The book has now been published virtually and can be downloaded in full as a pdf. The reference for our chapter is:
Virkus, S., Boekhorst, A. K., Gomez-Hernandez J.A., Skov, A. and Webber, S. (2005) “Information literacy and learning.” In: Kajberg, L. and Lørring, L. (Eds) European Curriculum: Reflections on Library and Information Science Education. pp65-83. Copenhagen: The Royal School of Library and Information Science.

On the front cover is a photo of us all at the conference and I'm 3rd from the right in front, in brown, with Sirje just behind me and to the left.

ALA sessions

The American Library Association Midwinter conference is in San Antonio, USA and the ACRL Instruction Section’s Bright Ideas Roundtable Discussion will be held on 22 January at 4 - 5:30 p.m. It is entitled "Hello, anybody out there? How to improve outreach efforts and build positive relationships for your academic instruction program." More info at http://www.indiana.edu/~libinstr/ ACRL-MIS/brightIdeas2006.pdf There is also an Instruction Section Soiree on 20 January from 6 -7:30 pm at Durty Nelly's Irish Pub* "located on the Riverwalk adjacent to the Hilton Palacio del Rio." See also the ALA site at http://www.ala.org/
*Yes, that's right "Durty Nelly's Irish Pub".
Photo by S. Webber: Burano, Italy, Dec 2005.

Wednesday, January 04, 2006

Information literacy petition to Scottish Parliament: update

Previous blog entries urged readers to sign the Information Literacy petition being presented to the Scottish Parliament. John Crawford now writes
"The Petitions Committee of the Scottish Parliament met on Wednesday 21st December, and I attended with Christine Irving and Chris Milne. In the end the petition attracted 710 signatures in total; 415 were from Scotland, 186 from England, 31 from Wales and the rest from other parts of the world. I would like to take this opportunity to thank all those who signed. It strengthened our hand greatly.

I made a short opening presentation in which I drew attention to the worldwide interest in the petition. We then answered questions for about half an hour and it was clear that the committee members were genuinely interested in the issue and had given it some thought. These included:
* What research and development activity is taking place
* Should information literacy be implicit or explicit in the curriculum
* Do librarians feel undervalued and are they just trying the raise their image
* Who will take responsibility for information literacy within the curriculum

After the questions there was some discussion about how to progress the issue and it was decided to put it out for comment to relevant trade unions, Universities Scotland, and relevant specialist bodies such as Learning and Teaching Scotland (LTS) and The Scottish Qualifications
Agency (SQA). It has to be said that Christine and I are in contact with many of these bodies already but a letter under the banner of the Scottish Parliament will carry a lot more weight than we can. The collated responses will come back to the Petitions Committee for further consideration."

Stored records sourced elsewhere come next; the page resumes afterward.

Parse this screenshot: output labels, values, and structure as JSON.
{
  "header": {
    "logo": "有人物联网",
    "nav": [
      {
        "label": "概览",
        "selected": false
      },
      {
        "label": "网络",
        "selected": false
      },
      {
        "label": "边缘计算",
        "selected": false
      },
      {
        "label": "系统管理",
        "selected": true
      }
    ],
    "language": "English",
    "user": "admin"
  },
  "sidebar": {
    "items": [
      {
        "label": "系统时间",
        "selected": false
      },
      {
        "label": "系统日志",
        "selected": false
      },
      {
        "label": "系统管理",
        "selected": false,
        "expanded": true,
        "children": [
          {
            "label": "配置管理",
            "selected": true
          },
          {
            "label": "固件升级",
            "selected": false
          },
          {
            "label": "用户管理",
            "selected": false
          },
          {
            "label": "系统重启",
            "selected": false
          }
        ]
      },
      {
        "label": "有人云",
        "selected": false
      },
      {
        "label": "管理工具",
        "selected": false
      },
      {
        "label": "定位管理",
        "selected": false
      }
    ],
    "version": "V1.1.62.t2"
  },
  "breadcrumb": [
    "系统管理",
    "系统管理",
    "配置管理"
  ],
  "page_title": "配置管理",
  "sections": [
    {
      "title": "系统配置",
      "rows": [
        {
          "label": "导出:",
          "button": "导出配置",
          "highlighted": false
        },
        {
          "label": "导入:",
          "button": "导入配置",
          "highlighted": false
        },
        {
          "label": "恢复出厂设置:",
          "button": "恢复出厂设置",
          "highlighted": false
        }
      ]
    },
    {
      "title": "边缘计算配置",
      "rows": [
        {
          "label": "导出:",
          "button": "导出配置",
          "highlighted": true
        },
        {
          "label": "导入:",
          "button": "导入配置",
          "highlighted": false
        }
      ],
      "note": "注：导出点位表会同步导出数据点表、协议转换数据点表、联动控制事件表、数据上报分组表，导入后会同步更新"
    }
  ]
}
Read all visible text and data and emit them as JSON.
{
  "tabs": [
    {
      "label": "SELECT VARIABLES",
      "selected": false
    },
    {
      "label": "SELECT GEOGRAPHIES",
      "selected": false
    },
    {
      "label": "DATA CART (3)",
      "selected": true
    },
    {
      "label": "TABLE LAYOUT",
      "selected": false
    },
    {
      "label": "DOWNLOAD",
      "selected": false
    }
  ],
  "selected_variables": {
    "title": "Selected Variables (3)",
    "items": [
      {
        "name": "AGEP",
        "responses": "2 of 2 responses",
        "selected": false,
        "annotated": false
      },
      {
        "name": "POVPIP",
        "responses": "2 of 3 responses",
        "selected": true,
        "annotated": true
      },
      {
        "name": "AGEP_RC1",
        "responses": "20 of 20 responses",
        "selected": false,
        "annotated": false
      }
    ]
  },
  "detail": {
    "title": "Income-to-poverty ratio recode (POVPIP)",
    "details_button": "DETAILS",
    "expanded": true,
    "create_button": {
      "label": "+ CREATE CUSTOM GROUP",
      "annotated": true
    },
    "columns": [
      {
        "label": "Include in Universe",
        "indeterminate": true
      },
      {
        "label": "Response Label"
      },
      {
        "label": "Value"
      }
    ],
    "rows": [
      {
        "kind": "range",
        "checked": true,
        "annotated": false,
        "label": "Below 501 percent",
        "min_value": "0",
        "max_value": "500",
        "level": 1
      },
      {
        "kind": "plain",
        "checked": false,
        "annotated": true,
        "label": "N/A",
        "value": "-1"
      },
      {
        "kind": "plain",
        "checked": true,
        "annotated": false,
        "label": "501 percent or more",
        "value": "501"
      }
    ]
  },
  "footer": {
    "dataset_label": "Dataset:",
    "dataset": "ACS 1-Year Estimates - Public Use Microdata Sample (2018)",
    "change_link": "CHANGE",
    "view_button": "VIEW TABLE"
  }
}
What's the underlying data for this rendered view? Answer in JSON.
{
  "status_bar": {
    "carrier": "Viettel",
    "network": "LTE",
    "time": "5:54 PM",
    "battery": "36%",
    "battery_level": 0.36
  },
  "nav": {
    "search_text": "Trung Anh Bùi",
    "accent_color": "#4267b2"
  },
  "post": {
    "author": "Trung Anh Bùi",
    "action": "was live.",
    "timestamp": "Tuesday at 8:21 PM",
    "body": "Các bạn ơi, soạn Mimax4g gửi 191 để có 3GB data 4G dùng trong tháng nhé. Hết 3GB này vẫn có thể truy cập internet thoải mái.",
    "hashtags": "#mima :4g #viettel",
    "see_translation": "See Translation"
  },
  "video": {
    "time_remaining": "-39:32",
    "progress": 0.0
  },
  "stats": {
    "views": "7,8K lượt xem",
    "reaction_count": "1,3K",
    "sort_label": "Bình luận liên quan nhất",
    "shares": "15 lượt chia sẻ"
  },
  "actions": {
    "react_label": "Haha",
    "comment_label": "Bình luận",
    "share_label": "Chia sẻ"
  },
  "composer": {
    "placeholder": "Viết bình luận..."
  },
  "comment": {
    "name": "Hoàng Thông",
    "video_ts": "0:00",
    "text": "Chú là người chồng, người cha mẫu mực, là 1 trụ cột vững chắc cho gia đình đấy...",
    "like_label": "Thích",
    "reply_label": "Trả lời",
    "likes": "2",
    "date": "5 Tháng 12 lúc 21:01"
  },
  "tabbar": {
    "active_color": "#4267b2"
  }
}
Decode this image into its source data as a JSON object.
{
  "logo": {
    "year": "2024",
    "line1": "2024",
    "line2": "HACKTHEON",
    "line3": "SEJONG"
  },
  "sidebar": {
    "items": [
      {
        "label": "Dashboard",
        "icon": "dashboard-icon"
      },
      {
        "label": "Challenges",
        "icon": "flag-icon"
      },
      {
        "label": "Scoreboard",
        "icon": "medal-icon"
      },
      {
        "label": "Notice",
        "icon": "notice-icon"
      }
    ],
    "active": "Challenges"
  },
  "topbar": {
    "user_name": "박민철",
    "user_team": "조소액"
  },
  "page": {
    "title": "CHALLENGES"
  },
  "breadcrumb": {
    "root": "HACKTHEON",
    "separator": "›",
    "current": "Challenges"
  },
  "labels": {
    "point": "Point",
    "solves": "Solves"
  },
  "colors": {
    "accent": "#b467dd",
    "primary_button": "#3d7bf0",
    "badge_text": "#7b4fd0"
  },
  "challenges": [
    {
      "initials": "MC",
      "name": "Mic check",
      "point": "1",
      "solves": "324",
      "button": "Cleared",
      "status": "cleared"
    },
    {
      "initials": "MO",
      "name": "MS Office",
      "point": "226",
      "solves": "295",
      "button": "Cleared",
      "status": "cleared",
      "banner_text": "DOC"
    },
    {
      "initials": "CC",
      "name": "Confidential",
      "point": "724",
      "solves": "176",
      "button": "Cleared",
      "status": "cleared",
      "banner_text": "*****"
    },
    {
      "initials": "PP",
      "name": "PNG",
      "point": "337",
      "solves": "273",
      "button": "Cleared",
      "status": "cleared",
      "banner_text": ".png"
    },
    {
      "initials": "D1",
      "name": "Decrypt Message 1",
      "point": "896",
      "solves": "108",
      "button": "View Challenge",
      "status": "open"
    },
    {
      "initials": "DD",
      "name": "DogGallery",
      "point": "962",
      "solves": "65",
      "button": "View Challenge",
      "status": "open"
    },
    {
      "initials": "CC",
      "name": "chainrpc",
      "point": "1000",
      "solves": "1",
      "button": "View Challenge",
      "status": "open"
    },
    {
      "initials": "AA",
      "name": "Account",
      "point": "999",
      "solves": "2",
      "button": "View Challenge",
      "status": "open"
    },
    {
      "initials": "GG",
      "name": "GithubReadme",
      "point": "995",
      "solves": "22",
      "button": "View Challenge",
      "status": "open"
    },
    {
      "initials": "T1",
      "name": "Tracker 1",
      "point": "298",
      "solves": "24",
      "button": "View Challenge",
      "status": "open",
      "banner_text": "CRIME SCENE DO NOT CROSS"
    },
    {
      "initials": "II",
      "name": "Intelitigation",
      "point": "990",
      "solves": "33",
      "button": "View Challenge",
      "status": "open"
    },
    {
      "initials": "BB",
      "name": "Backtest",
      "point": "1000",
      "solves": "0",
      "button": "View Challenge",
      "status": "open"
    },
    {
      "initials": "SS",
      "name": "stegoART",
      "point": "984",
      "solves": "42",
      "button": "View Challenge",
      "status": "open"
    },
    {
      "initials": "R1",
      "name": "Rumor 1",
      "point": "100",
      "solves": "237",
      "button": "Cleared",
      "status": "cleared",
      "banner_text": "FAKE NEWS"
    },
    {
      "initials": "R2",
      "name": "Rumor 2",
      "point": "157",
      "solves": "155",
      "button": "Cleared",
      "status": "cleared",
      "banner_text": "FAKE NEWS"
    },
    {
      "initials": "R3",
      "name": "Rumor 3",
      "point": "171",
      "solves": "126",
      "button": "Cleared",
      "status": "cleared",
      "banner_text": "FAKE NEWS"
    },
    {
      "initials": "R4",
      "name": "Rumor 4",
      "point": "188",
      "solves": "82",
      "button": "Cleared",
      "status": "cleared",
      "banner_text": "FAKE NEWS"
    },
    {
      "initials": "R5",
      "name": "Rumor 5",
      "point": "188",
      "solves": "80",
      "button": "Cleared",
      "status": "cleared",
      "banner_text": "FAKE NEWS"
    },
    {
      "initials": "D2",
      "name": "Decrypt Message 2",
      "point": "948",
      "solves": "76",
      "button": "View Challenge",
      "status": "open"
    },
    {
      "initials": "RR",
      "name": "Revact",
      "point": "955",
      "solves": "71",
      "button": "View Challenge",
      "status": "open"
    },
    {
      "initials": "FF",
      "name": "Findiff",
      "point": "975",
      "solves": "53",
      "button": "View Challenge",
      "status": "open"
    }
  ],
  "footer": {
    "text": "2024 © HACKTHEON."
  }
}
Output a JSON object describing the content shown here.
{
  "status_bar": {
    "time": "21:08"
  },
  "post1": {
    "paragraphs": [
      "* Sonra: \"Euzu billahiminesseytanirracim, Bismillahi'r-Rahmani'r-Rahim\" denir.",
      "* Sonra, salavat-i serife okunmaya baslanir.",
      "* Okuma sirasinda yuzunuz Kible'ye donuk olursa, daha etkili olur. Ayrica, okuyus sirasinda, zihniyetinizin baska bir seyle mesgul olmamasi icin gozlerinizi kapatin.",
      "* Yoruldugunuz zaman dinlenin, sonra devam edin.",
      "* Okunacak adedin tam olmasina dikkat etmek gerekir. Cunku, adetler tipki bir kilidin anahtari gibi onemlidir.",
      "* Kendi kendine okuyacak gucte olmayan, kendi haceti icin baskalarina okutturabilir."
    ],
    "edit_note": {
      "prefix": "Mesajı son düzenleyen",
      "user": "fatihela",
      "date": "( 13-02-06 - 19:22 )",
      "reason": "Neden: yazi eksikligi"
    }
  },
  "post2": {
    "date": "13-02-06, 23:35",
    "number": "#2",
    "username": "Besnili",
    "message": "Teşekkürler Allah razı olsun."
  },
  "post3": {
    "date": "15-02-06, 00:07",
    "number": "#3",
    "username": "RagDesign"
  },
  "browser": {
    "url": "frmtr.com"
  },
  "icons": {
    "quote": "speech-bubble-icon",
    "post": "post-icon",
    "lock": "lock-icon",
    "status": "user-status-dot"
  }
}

Photo by S. Webber: Sunset on the Grand Canal, Venice, Dec. 2005.